AD 2 student Elin Borgman says she’s been incredibly lucky. Like many of her female classmates, the eighteen-year-old was second cast for the peasant girls (act one) and the wilis (act two) in Giselle. But the dancer Elin was understudying for the wilis went off after the first night, so that Elin got to dance seventeen performances as a wili, besides regular appearances as a peasant girl. “That was really unexpected”, she says. “There was hardly any rehearsal time for the second cast wilis, so we weren’t sure if we’d get on stage at all, and then suddenly there you are, night after night.”
‘You really feel the emotion’
Elin had already danced as a young pupil in The Nutcracker and the Mouse King, in Ted Brandsen’s Mata Hari (both NBA 1) and in Swan Lake (NBA 4), and last year she also danced the czardas in Swan Lake, but she never had such important roles as now, in Giselle. “It’s such a wonderful production”, she says. “The more often I dance in the performance, the more special little details I discover in the choreography.

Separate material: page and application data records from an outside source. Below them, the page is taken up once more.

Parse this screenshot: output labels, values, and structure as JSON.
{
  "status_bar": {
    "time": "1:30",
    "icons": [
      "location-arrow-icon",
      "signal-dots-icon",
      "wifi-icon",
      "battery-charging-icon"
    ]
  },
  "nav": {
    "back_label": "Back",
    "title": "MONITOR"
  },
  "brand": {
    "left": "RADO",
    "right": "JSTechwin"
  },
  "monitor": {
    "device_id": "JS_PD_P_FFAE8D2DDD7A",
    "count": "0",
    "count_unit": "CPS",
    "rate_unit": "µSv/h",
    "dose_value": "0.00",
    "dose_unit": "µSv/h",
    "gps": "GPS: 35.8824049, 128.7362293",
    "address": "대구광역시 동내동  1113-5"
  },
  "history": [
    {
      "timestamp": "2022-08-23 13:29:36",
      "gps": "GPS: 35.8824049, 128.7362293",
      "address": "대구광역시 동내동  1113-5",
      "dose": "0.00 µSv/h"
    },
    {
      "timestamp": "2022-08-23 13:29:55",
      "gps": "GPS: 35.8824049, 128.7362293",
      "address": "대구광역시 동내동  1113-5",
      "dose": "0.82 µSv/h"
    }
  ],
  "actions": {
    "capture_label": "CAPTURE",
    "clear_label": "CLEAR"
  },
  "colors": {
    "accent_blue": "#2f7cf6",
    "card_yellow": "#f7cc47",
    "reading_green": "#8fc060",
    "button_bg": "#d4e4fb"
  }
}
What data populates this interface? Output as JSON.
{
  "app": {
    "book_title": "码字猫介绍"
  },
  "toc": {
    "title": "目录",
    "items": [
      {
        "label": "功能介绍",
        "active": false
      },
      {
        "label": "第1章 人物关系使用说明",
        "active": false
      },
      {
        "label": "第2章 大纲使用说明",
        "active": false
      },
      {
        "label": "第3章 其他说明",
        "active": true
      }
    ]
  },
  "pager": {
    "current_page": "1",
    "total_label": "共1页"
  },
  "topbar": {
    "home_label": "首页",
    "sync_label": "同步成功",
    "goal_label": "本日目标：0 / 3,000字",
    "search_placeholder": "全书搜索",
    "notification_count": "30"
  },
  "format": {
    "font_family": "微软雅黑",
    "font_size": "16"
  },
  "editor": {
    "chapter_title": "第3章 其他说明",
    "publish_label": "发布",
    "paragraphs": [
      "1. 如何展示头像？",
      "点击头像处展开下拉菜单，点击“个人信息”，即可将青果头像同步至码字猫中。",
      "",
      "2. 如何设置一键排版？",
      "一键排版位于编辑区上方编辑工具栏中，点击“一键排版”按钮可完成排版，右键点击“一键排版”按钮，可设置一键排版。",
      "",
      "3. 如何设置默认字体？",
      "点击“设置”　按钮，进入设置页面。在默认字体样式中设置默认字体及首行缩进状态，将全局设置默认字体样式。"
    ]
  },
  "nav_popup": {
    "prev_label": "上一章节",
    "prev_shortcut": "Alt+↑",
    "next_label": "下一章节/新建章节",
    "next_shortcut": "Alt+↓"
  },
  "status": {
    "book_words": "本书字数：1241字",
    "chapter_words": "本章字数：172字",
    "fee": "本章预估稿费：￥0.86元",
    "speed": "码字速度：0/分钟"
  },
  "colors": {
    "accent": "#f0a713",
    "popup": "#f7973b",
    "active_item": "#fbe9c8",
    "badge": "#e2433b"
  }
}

Of course, the second act is not very realistic (the wilis are the spirits of girls who have died before their wedding day – ed.), but the first act most definitely is. Even as a corps de ballet dancer, you really feel the emotion of Giselle when she finds out she’s been deceived by Albrecht.”
Elin feels privileged in any case just to be able to stand on stage among all those amazing dancers of Dutch National Ballet and see from up close what goes on behind the scenes in a big ballet company. “Although at the same time it’s pretty tiring to dance so many performances. After a series of Giselle in Amsterdam, we then took the production on tour all over the country, which meant very long days, while I’m also very busy at the moment making my audition videos.”
And yes, taking part in Giselle – and soon being seen in the production in cinemas all over the world – has further fuelled her dream of dancing full-time with Dutch National Ballet. But Elin wants to be realistic as well. “Now the artistic staff of the company at least have an idea of who I am and what I can do”, she laughs, “but it’s never good to put all your eggs in one basket. Then you only run more risk of being disappointed.”